Ten-Year Outcomes of Progressive Keratoconus Management With the Athens Protocol (Topography-Guided Partial-Refraction PRK Combined With CXL)

Kanellopoulos, Anastasios John
PURPOSE/OBJECTIVE:To report the safety and long-term efficacy of topography-guided partial-refraction PRK combined with corneal cross-linking (CXL) (the Athens Protocol), refractive, topographic, and pachymetric changes of keratoconic eyes treated were studied. METHODS:Uncorrected distance visual acuity (UDVA), corrected distance visual acuity (CDVA), refraction, keratometry, qualitative and quantitative assessment of corneal keratometric, and pachymetric properties recorded by topography and tomography were evaluated for 10 years postoperatively. RESULTS:A total of 144 eyes were followed up for a mean 128 ± 4 months (range: 120 to 146 months). Mean UDVA markedly improved at 1 year (0.19 ± 0.17 to 0.53 ± 0.21 decimal) with further improvement to 0.55 ± 0.19 decimal at 10 years. CDVA increased from 0.59 ± 0.21 to 0.80 ± 0.17 decimal at 1 year and further to 0.81 ± 0.19 decimal at 10 years. Corneal thickness decreased from 468.74 ± 35.05 to 391.14 ± 40.07 μm at 1 year (P < .01) and up to 395.42 ± 32.21 μm at 10 years. Steep keratometry decreased from 50.57 ± 2.80 to 45.87 ± 2.70 diopters (D) (P < .01) at 1 year and to 44.00 ± 3.22 D at 10 years. Maximum keratometry decreased from 53.43 ± 2.97 to 46.17 ± 1.18 D at 1 year and 44.75 ± 2.14 D at 10 years (P < .01). A total of 94.4% demonstrated ectasia stabilization and 3.5% showed progressive "overcorrection" or "hyperopic" shift. CONCLUSIONS:The Athens Protocol confirms long-term safety and efficacy for corneal ectasia and visual function. Most parameters had little change after 1 year, through year 10. [J Refract Surg. 2019;35(8):478-483.].
PMID: 31393985
ISSN: 1081-597x
CID: 4100862
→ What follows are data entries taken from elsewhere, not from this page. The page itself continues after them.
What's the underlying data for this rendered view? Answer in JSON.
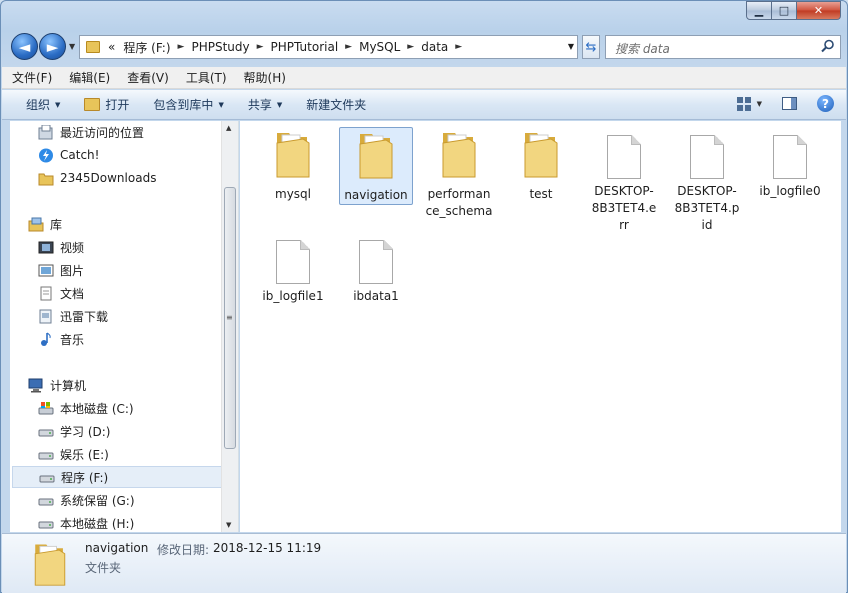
{
  "window": {
    "caption_min": "▁",
    "caption_max": "□",
    "caption_close": "✕"
  },
  "nav": {
    "back_glyph": "◄",
    "forward_glyph": "►",
    "overflow": "«",
    "breadcrumbs": [
      "程序 (F:)",
      "PHPStudy",
      "PHPTutorial",
      "MySQL",
      "data"
    ],
    "search_placeholder": "搜索 data"
  },
  "menu": [
    "文件(F)",
    "编辑(E)",
    "查看(V)",
    "工具(T)",
    "帮助(H)"
  ],
  "commands": {
    "organize": "组织",
    "open": "打开",
    "include_library": "包含到库中",
    "share": "共享",
    "new_folder": "新建文件夹",
    "help": "?"
  },
  "sidebar": {
    "items": [
      {
        "label": "最近访问的位置",
        "icon": "recent-places-icon"
      },
      {
        "label": "Catch!",
        "icon": "catch-icon"
      },
      {
        "label": "2345Downloads",
        "icon": "folder-icon"
      },
      {
        "label": "库",
        "icon": "libraries-icon"
      },
      {
        "label": "视频",
        "icon": "videos-icon"
      },
      {
        "label": "图片",
        "icon": "pictures-icon"
      },
      {
        "label": "文档",
        "icon": "documents-icon"
      },
      {
        "label": "迅雷下载",
        "icon": "thunder-download-icon"
      },
      {
        "label": "音乐",
        "icon": "music-icon"
      },
      {
        "label": "计算机",
        "icon": "computer-icon"
      },
      {
        "label": "本地磁盘 (C:)",
        "icon": "system-drive-icon"
      },
      {
        "label": "学习 (D:)",
        "icon": "drive-icon"
      },
      {
        "label": "娱乐 (E:)",
        "icon": "drive-icon"
      },
      {
        "label": "程序 (F:)",
        "icon": "drive-icon",
        "selected": true
      },
      {
        "label": "系统保留 (G:)",
        "icon": "drive-icon"
      },
      {
        "label": "本地磁盘 (H:)",
        "icon": "drive-icon"
      }
    ]
  },
  "files": [
    {
      "name": "mysql",
      "type": "folder"
    },
    {
      "name": "navigation",
      "type": "folder",
      "selected": true
    },
    {
      "name": "performance_schema",
      "type": "folder",
      "display": "performan\nce_schema"
    },
    {
      "name": "test",
      "type": "folder"
    },
    {
      "name": "DESKTOP-8B3TET4.err",
      "type": "file",
      "display": "DESKTOP-\n8B3TET4.e\nrr"
    },
    {
      "name": "DESKTOP-8B3TET4.pid",
      "type": "file",
      "display": "DESKTOP-\n8B3TET4.p\nid"
    },
    {
      "name": "ib_logfile0",
      "type": "file"
    },
    {
      "name": "ib_logfile1",
      "type": "file"
    },
    {
      "name": "ibdata1",
      "type": "file"
    }
  ],
  "details": {
    "name": "navigation",
    "date_label": "修改日期:",
    "date": "2018-12-15 11:19",
    "type": "文件夹"
  },
  "colors": {
    "folder": "#e8c45a",
    "selection": "#dcebfc",
    "accent": "#2a6cc4"
  }
}
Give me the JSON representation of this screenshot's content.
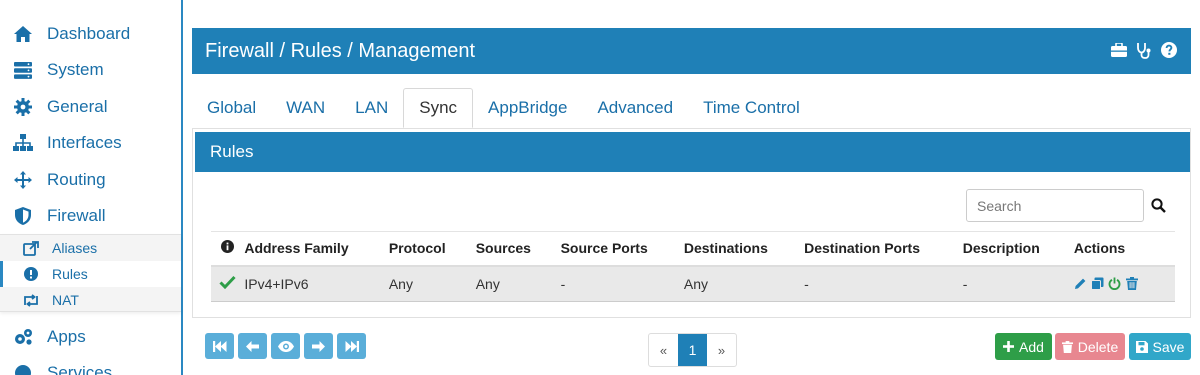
{
  "sidebar": {
    "items": [
      {
        "label": "Dashboard",
        "icon": "home-icon"
      },
      {
        "label": "System",
        "icon": "server-icon"
      },
      {
        "label": "General",
        "icon": "gear-icon"
      },
      {
        "label": "Interfaces",
        "icon": "sitemap-icon"
      },
      {
        "label": "Routing",
        "icon": "move-arrows-icon"
      },
      {
        "label": "Firewall",
        "icon": "shield-icon"
      }
    ],
    "subitems": [
      {
        "label": "Aliases",
        "icon": "share-icon"
      },
      {
        "label": "Rules",
        "icon": "exclamation-circle-icon"
      },
      {
        "label": "NAT",
        "icon": "retweet-icon"
      }
    ],
    "more": [
      {
        "label": "Apps",
        "icon": "gears-icon"
      },
      {
        "label": "Services",
        "icon": "services-icon"
      }
    ]
  },
  "header": {
    "title": "Firewall / Rules / Management"
  },
  "tabs": [
    "Global",
    "WAN",
    "LAN",
    "Sync",
    "AppBridge",
    "Advanced",
    "Time Control"
  ],
  "panel": {
    "title": "Rules"
  },
  "search": {
    "placeholder": "Search"
  },
  "table": {
    "columns": [
      "Address Family",
      "Protocol",
      "Sources",
      "Source Ports",
      "Destinations",
      "Destination Ports",
      "Description",
      "Actions"
    ],
    "rows": [
      {
        "status": "enabled",
        "address_family": "IPv4+IPv6",
        "protocol": "Any",
        "sources": "Any",
        "source_ports": "-",
        "destinations": "Any",
        "destination_ports": "-",
        "description": "-"
      }
    ]
  },
  "pagination": {
    "prev": "«",
    "current": "1",
    "next": "»"
  },
  "buttons": {
    "add": "Add",
    "delete": "Delete",
    "save": "Save"
  },
  "colors": {
    "primary": "#1f80b7",
    "link": "#1a6fa8",
    "success": "#2e9e48",
    "danger": "#e88790",
    "info": "#31a7c9",
    "nav_button": "#5aaed9"
  }
}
Long-Term Stability With the Athens Protocol (Topography-Guided Partial PRK Combined With Cross-Linking) in Pediatric Patients With Keratoconus

Kanellopoulos, Anastasios John; Vingopoulos, Filippos; Sideri, Anna Maria
PURPOSE/OBJECTIVE:To evaluate the safety, efficacy, and stability of topography-guided partial PRK combined with corneal cross-linking (CXL) (the Athens Protocol [AP]) in pediatric patients with keratoconus over a 4-year follow-up period. METHODS:This prospective study included 39 keratoconic eyes of 21 patients younger than 18 years with clinical and imaging evidence of keratoconus progression. Partial topography-guided excimer laser ablation in conjunction with high-fluence CXL was performed in all patients according to the AP. Uncorrected distance visual acuity, corrected distance visual acuity, refraction, keratometry, endothelial cell density, topography, and tomography using both Scheimpflug and optical coherence tomography (OCT) were evaluated for 4 years postoperatively. RESULTS:At 4 years postoperative, there was significant improvement in mean uncorrected distance visual acuity from 0.51 ± 0.31 (decimal) to 0.65 ± 0.26 (decimal; P < 0.05). Mean corrected distance visual acuity improved from 0.71 ± 0.22 (decimal) preoperatively to 0.81 ± 0.19 (decimal; P < 0.05), respectively. Mean flat keratometry (K1) and mean steep keratometry (K2) readings reduced from 44.95 ± 3.71 D and 49.32 ± 5.05 D, respectively, preoperatively to 43.14 ± 2.95 D and 46.28 ± 4.87 D, respectively, (P < 0.05) at 4 years. The mean anterior maximum keratometry (Kmax) reading reduced from 56.81 ± 2.94 D preoperatively to 48.11 ± 3.17 D at 48 months. The mean index of height decentration was 0.105 ± 0.054 μm preoperatively and 0.049 ± 0.024 (P < 0.05) at 4 years postoperative. Mean preoperative corneal thickness at the thinnest point was 436.7 ± 42.6 μm preoperatively, 392.50 ± 45.68 μm at 12 months postoperative, and 418.42 ± 17.01 μm at 4-year follow-up. Late-onset deep corneal haze, a potential intrinsic complication of this technique in pediatric patients, was encountered in 2 cases at least 1 year after the procedure. CONCLUSIONS:Long-term results of the AP seem to be safe and effective in pediatric patients, with marked improvement in visual function and keratometric symmetry indices.
PMID: 31169612
ISSN: 1536-4798
CID: 3923482